The records that follow must all be duplicated exactly.

*** Exercise data ***

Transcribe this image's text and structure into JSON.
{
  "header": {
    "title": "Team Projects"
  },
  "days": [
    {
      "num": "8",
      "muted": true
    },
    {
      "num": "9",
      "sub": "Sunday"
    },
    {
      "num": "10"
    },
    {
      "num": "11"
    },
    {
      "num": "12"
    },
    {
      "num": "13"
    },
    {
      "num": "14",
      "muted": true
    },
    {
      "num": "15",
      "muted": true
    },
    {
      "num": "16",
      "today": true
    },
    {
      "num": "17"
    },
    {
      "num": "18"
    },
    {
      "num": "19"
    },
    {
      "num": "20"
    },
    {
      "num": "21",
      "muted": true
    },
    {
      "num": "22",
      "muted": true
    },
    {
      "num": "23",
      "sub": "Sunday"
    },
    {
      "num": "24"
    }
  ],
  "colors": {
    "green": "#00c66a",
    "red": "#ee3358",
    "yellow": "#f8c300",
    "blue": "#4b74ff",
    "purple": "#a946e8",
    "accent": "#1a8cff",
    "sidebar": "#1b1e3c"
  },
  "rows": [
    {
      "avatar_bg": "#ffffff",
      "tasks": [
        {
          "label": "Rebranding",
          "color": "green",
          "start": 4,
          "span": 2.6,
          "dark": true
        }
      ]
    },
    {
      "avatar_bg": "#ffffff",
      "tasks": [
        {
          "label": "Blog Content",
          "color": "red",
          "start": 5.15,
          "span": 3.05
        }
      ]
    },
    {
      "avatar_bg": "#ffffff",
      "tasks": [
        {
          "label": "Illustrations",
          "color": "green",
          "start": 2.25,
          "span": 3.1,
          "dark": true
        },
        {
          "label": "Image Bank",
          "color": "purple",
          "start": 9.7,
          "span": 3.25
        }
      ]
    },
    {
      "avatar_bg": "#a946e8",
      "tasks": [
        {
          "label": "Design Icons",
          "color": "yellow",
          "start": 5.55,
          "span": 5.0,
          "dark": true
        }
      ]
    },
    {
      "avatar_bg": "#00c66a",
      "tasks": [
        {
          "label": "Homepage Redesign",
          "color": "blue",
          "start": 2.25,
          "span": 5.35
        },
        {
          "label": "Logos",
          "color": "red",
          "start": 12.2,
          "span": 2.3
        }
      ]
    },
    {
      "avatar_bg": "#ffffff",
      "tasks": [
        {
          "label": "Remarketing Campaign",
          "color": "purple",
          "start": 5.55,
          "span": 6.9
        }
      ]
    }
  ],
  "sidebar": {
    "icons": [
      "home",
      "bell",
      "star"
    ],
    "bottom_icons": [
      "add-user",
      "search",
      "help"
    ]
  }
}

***

Result for this task
Transcribe this image's text and structure into JSON.
{
  "header": {
    "title": "Team Projects"
  },
  "days": [
    {
      "num": "8",
      "muted": true
    },
    {
      "num": "9",
      "sub": "Sunday"
    },
    {
      "num": "10"
    },
    {
      "num": "11"
    },
    {
      "num": "12"
    },
    {
      "num": "13"
    },
    {
      "num": "14",
      "muted": true
    },
    {
      "num": "15",
      "muted": true
    },
    {
      "num": "16",
      "today": true
    },
    {
      "num": "17"
    },
    {
      "num": "18"
    },
    {
      "num": "19"
    },
    {
      "num": "20"
    },
    {
      "num": "21",
      "muted": true
    },
    {
      "num": "22",
      "muted": true
    },
    {
      "num": "23",
      "sub": "Sunday"
    },
    {
      "num": "24"
    }
  ],
  "colors": {
    "green": "#00c66a",
    "red": "#ee3358",
    "yellow": "#f8c300",
    "blue": "#4b74ff",
    "purple": "#a946e8",
    "accent": "#1a8cff",
    "sidebar": "#1b1e3c"
  },
  "rows": [
    {
      "avatar_bg": "#ffffff",
      "tasks": [
        {
          "label": "Rebranding",
          "color": "green",
          "start": 4,
          "span": 2.6,
          "dark": true
        }
      ]
    },
    {
      "avatar_bg": "#ffffff",
      "tasks": [
        {
          "label": "Blog Content",
          "color": "red",
          "start": 5.15,
          "span": 3.05
        }
      ]
    },
    {
      "avatar_bg": "#ffffff",
      "tasks": [
        {
          "label": "Illustrations",
          "color": "green",
          "start": 2.25,
          "span": 3.1,
          "dark": true
        },
        {
          "label": "Image Bank",
          "color": "purple",
          "start": 9.7,
          "span": 3.25
        }
      ]
    },
    {
      "avatar_bg": "#a946e8",
      "tasks": [
        {
          "label": "Design Icons",
          "color": "yellow",
          "start": 5.55,
          "span": 5.0,
          "dark": true
        }
      ]
    },
    {
      "avatar_bg": "#00c66a",
      "tasks": [
        {
          "label": "Homepage Redesign",
          "color": "blue",
          "start": 2.25,
          "span": 5.35
        },
        {
          "label": "Logos",
          "color": "red",
          "start": 12.2,
          "span": 2.3
        }
      ]
    },
    {
      "avatar_bg": "#ffffff",
      "tasks": [
        {
          "label": "Remarketing Campaign",
          "color": "purple",
          "start": 5.55,
          "span": 6.9
        }
      ]
    }
  ],
  "sidebar": {
    "icons": [
      "home",
      "bell",
      "star"
    ],
    "bottom_icons": [
      "add-user",
      "search",
      "help"
    ]
  }
}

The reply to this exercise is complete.